▶ **Work task**:
Scan the following data for lines with "JSON" and state how many there are, as a number only.

(Items from a dataset)
Segment Open

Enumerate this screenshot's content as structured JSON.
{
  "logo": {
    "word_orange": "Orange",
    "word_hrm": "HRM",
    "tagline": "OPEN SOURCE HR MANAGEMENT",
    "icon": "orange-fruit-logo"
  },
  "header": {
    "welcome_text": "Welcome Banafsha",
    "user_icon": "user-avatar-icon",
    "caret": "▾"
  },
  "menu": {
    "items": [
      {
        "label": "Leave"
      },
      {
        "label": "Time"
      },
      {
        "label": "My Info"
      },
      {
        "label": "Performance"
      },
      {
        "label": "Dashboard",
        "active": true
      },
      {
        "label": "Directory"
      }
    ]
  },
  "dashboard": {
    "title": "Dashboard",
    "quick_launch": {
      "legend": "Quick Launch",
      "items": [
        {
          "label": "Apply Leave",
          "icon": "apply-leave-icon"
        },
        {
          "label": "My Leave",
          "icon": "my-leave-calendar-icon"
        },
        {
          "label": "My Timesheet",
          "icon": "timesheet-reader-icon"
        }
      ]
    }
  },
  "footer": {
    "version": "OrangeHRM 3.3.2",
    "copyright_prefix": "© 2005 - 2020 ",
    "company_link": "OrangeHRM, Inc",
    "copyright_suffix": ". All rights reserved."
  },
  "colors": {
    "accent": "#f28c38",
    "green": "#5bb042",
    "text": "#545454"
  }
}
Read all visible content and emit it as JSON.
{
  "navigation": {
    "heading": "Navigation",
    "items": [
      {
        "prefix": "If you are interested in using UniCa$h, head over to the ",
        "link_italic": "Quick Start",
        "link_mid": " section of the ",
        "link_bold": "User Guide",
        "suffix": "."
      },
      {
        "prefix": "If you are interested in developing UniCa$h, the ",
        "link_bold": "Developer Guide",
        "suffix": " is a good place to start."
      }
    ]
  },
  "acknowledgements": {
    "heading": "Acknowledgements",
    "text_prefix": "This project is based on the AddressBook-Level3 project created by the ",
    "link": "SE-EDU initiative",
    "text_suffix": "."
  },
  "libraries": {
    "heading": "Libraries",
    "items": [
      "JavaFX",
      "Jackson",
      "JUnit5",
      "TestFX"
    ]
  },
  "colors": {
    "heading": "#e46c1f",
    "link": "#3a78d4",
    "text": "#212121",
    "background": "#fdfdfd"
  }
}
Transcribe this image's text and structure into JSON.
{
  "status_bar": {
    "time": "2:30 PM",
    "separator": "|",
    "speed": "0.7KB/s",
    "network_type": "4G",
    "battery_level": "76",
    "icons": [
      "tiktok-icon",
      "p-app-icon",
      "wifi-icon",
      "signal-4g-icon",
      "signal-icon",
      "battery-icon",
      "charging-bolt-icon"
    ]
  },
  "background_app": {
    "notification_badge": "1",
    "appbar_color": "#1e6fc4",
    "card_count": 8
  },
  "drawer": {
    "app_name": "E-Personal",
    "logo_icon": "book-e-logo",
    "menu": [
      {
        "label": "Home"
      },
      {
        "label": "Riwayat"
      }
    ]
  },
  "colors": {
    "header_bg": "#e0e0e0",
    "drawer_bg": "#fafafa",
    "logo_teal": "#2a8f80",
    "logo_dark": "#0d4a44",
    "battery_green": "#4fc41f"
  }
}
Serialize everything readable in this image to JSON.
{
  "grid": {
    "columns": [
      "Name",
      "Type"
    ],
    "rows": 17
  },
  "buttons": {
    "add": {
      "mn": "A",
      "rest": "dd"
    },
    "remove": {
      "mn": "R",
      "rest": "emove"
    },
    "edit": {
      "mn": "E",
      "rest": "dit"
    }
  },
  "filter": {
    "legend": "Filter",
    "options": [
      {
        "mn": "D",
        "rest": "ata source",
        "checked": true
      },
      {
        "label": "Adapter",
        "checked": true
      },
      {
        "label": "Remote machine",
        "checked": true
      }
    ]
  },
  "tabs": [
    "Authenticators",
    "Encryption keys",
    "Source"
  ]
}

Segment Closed

▶ **Your solution**:
4